We can see that 'SQLServer:Memory Manager\Granted Workspace Memory (KB)' only reports the granted query memory for the default resource pool.



With that being the case,  consistency would predict that 'SQLServer:Memory Manager\Reserved Server Memory (KB)' only report the unused portion of memory grants within the default resource pool.  If that were the case, 'SQLServer:Memory Manager\Reserved Server Memory (KB)' values would always be less than 'SQLServer:Memory Manager\Granted Workspace Memory (KB)' - we've already seen that's not the case.

Below is a transparent red overlay of  'SQLServer:Memory Manager\Reserved Server Memory (KB)' on top of a stacked graph of 'Active memory grant amount (KB)' for each of the resource pools.
That's more like it! 


So there's a fundamental difference between perfmon values for 'SQLServer:Memory Manager\Granted Workspace Memory (KB)' and 'SQLServer:Memory Manager\Reserved Server Memory (KB)': the granted memory values are ONLY for the default resource pool, while the reserved memory values are an aggregate across all resource pools.  Without that important tidbit, memory accounting can get pretty weird if there are active added resource pools to the Resource Governor configuration.

With that piece of knowledge, I add a column to Excel that sums the active memory grant amount for each of the resource pools, then subtract 'SQLServer:Memory Manager\Reserved Server Memory (KB)'.  The result is the total stolen/used workspace memory across all resource pools.  I wish perfmon had a counter for reserved memory per resource pool to accompany its granted per pool counter.  Alas - if you want that you're gonna hafta reap it from sys.dm_exec_query_memory_grants or sys.dm_exec_query_resource_semaphores.

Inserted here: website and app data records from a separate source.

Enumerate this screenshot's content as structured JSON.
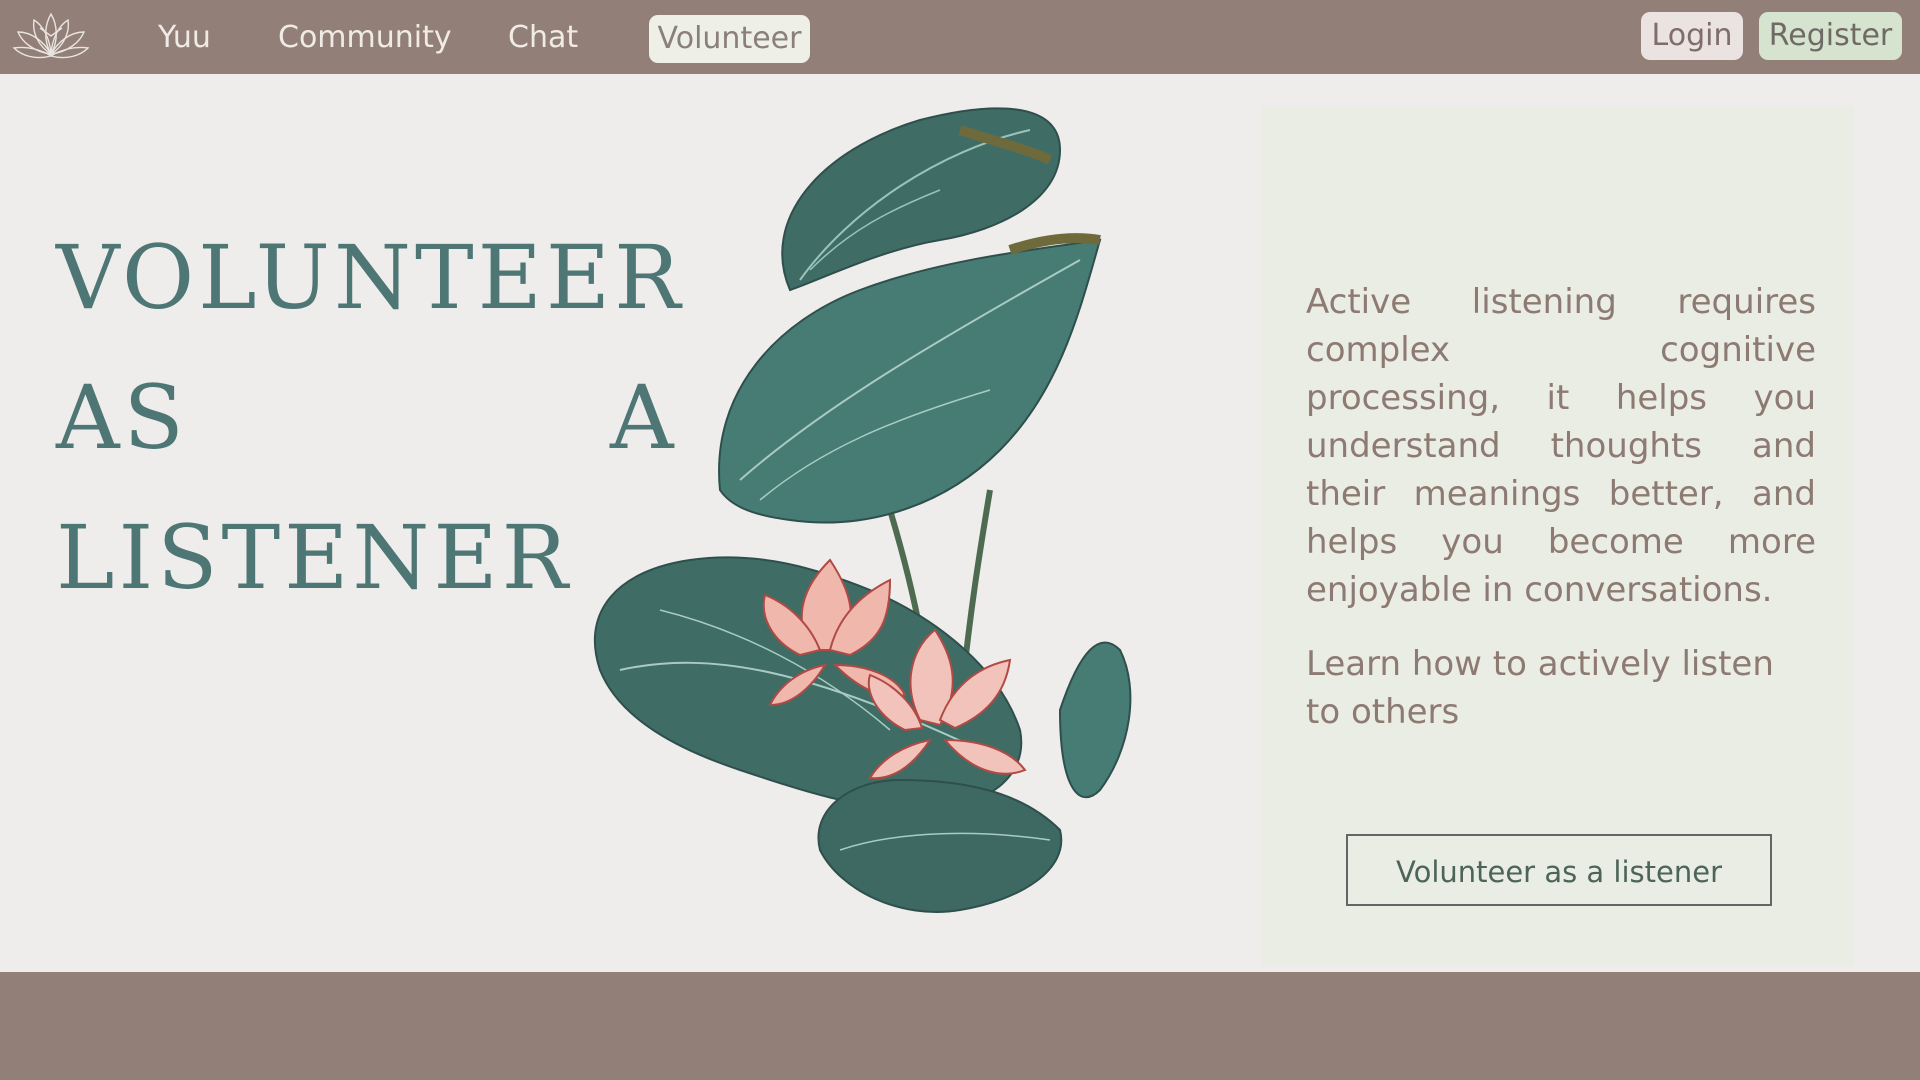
{
  "nav": {
    "logo_icon": "lotus-flower-icon",
    "items": [
      {
        "label": "Yuu"
      },
      {
        "label": "Community"
      },
      {
        "label": "Chat"
      },
      {
        "label": "Volunteer",
        "active": true
      }
    ],
    "login_label": "Login",
    "register_label": "Register"
  },
  "hero": {
    "headline_line1": "VOLUNTEER",
    "headline_line2_left": "AS",
    "headline_line2_right": "A",
    "headline_line3": "LISTENER",
    "illustration": "lotus-leaves-and-flowers-illustration"
  },
  "panel": {
    "description": "Active listening requires complex cognitive processing, it helps you understand thoughts and their meanings better, and helps you become more enjoyable in conversations.",
    "learn_link": "Learn how to actively listen to others",
    "cta_label": "Volunteer as a listener"
  },
  "colors": {
    "topbar": "#927f78",
    "background": "#eeedeb",
    "headline": "#4d7675",
    "panel_bg": "#eaede4",
    "panel_text": "#8d7a72",
    "register_bg": "#d5e3cf",
    "login_bg": "#ebe2e2"
  }
}
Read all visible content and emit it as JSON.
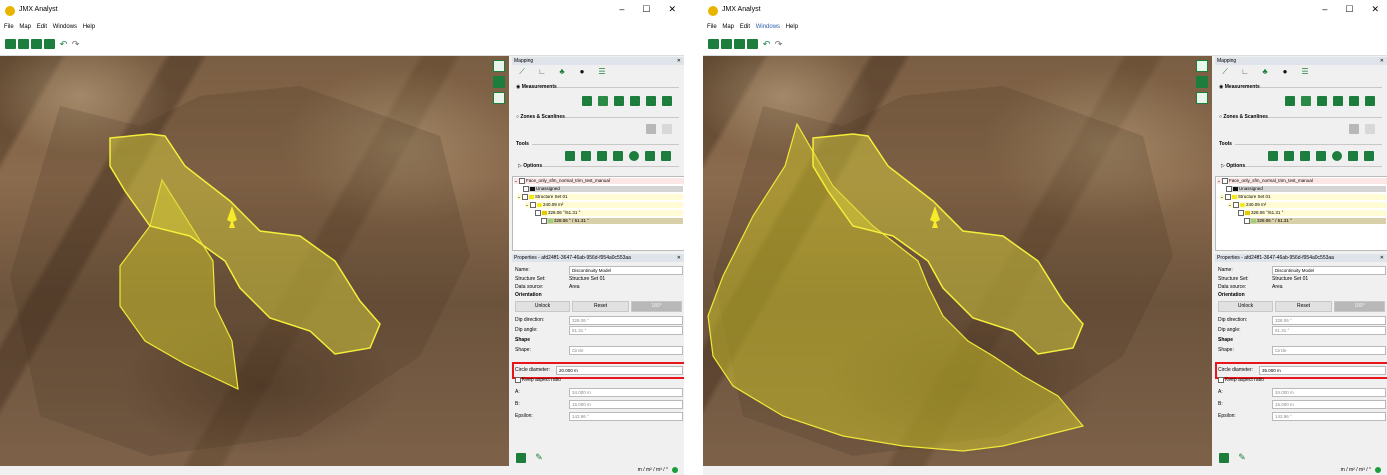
{
  "app": {
    "title": "JMX Analyst",
    "menu": [
      "File",
      "Map",
      "Edit",
      "Windows",
      "Help"
    ],
    "window_controls": [
      "–",
      "☐",
      "✕"
    ]
  },
  "mapping": {
    "header": "Mapping",
    "measurements_label": "Measurements",
    "zones_label": "Zones & Scanlines",
    "tools_label": "Tools",
    "options_label": "Options"
  },
  "tree": {
    "root": "Face_only_sfm_normal_trim_test_manual",
    "unassigned": "Unassigned",
    "set": "Structure Set 01",
    "area": "240.09 m²",
    "child": "328.06 °/51.31 °",
    "selected": "328.06 ° / 51.31 °"
  },
  "properties": {
    "header": "Properties - afd24ff1-3647-46ab-956d-f954a0c553aa",
    "name_label": "Name:",
    "name_value": "Discontinuity Model",
    "structure_set_label": "Structure Set:",
    "structure_set_value": "Structure Set 01",
    "data_source_label": "Data source:",
    "data_source_value": "Area",
    "orientation_label": "Orientation",
    "unlock_label": "Unlock",
    "reset_label": "Reset",
    "rotate_label": "180°",
    "dip_direction_label": "Dip direction:",
    "dip_direction_value": "328.06 °",
    "dip_angle_label": "Dip angle:",
    "dip_angle_value": "51.31 °",
    "shape_heading": "Shape",
    "shape_label": "Shape:",
    "shape_value": "Circle",
    "circle_diameter_label": "Circle diameter:",
    "keep_aspect_label": "Keep aspect ratio",
    "a_label": "A:",
    "a_value": "34.000 m",
    "b_label": "B:",
    "b_value": "15.000 m",
    "epsilon_label": "Epsilon:",
    "epsilon_value": "142.96 °"
  },
  "left": {
    "circle_diameter_value": "20.000 m"
  },
  "right": {
    "circle_diameter_value": "35.000 m"
  },
  "status": {
    "units": "m / m² / m³ / °"
  },
  "colors": {
    "accent": "#1c7d3c",
    "highlight": "#e8161b",
    "selection": "#f5f08c"
  }
}
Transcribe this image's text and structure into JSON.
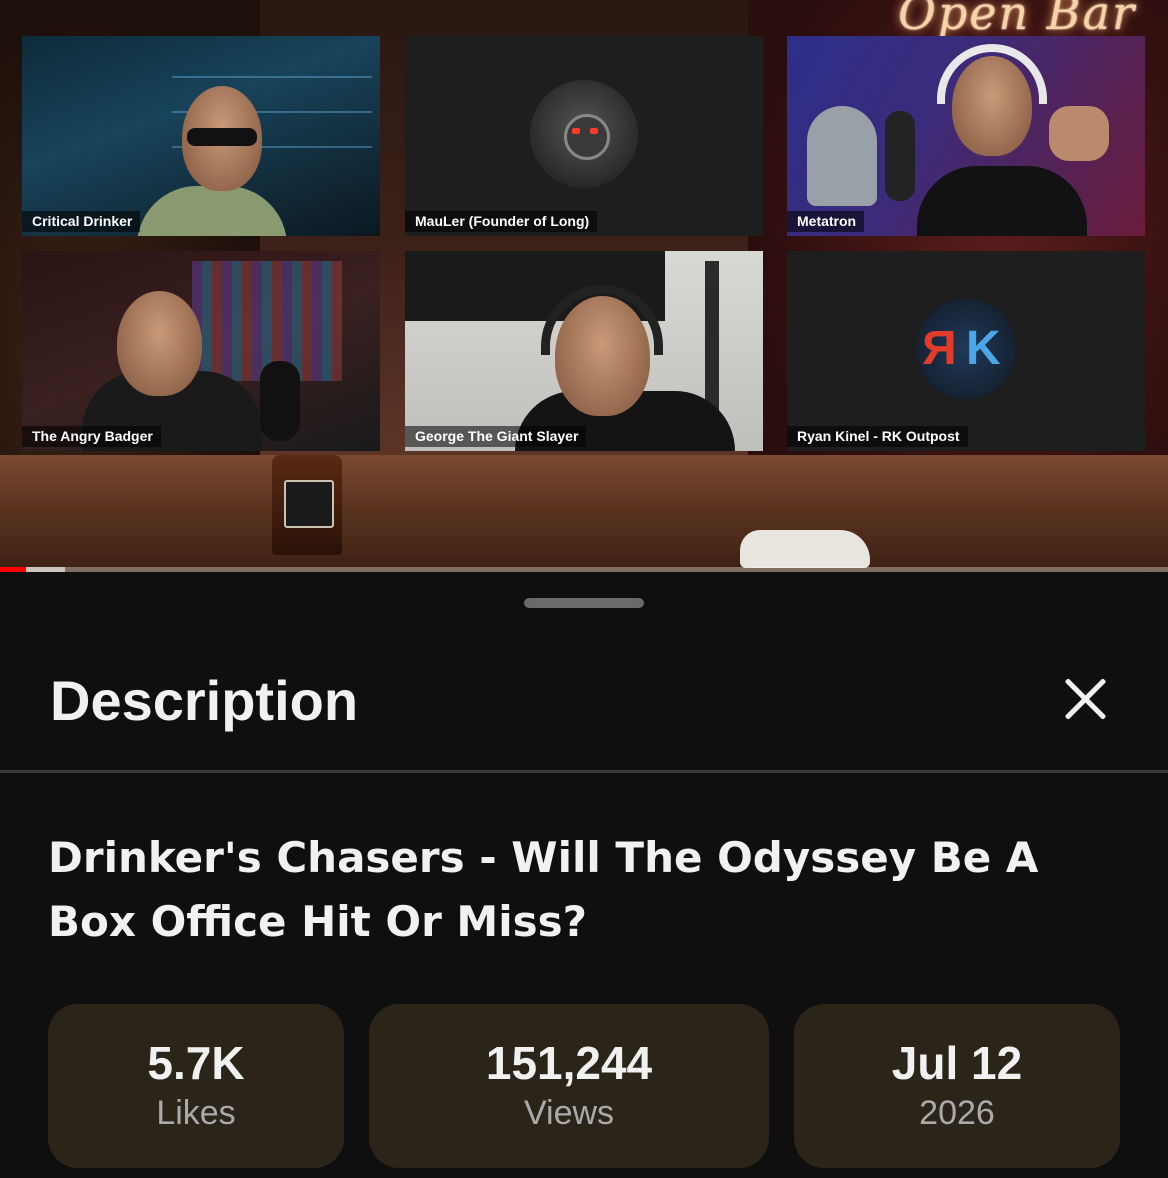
{
  "video": {
    "sign_text": "Open Bar",
    "progress_fraction": 0.022,
    "buffer_fraction": 0.055,
    "participants": [
      {
        "name": "Critical Drinker"
      },
      {
        "name": "MauLer (Founder of Long)"
      },
      {
        "name": "Metatron"
      },
      {
        "name": "The Angry Badger"
      },
      {
        "name": "George The Giant Slayer"
      },
      {
        "name": "Ryan Kinel - RK Outpost"
      }
    ],
    "rk_logo": {
      "left": "R",
      "right": "K"
    }
  },
  "sheet": {
    "heading": "Description",
    "close_icon": "close-icon",
    "video_title": "Drinker's Chasers - Will The Odyssey Be A Box Office Hit Or Miss?",
    "stats": {
      "likes_value": "5.7K",
      "likes_label": "Likes",
      "views_value": "151,244",
      "views_label": "Views",
      "date_value": "Jul 12",
      "date_label": "2026"
    }
  },
  "colors": {
    "background": "#0f0f0f",
    "stat_card": "#2a2518",
    "progress": "#ff0000",
    "text_primary": "#f1f1f1",
    "text_secondary": "#aaaaaa"
  }
}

Anyway - with my new computed column I can see that stolen/used query memory is that largest contributor to stolen memory during the observation, and based on the counters for granted per pool I know that the vast majority of the used/stolen query memory during the observation was against grants for ResPool_4.



There are three big reasons I like to track used query memory, especially in the context of Resource Governor:
1. Often query concurrency is limited by the amount of granted memory - but used query memory may be a small fraction of granted throughout.  If there's CPU to spare, using Resource Governor to limit the maximum query grant size can increase system performance by decreasing resource_semaphore waits and increasing query concurrency.
2. Sorting and hashing activity in workspace memory is not counted in the perfmon 'buffer page lookups' counter.  So when there is massive amounts of sorting, it can bend the relationship of CPU utilization to logical IO on the system.  Important to know when modeling system behavior.
3. If there are multiple resource pools active at the same time (other than the pre-existing default and internal pools), the system is vulnerable to out-of-memory exceptions when granted workspace memory becomes overcommitted and non-workspace memory steal/allocations fail.

But those stories will have to wait for yet another day...   


***Update***
Once you graph the used query memory on a given system, if you see that its just a fraction of granted memory and are experiencing pending memory grants/resource_semaphore waits - you may want to use Resource Governor workload group max query memory grant to increase query concurrency.  An older blog post where I address that.

Resource Governor to restrict Max Query Memory Grant
http://sql-sasquatch.blogspot.com/2015/03/resource-governor-to-restrict-max-query.html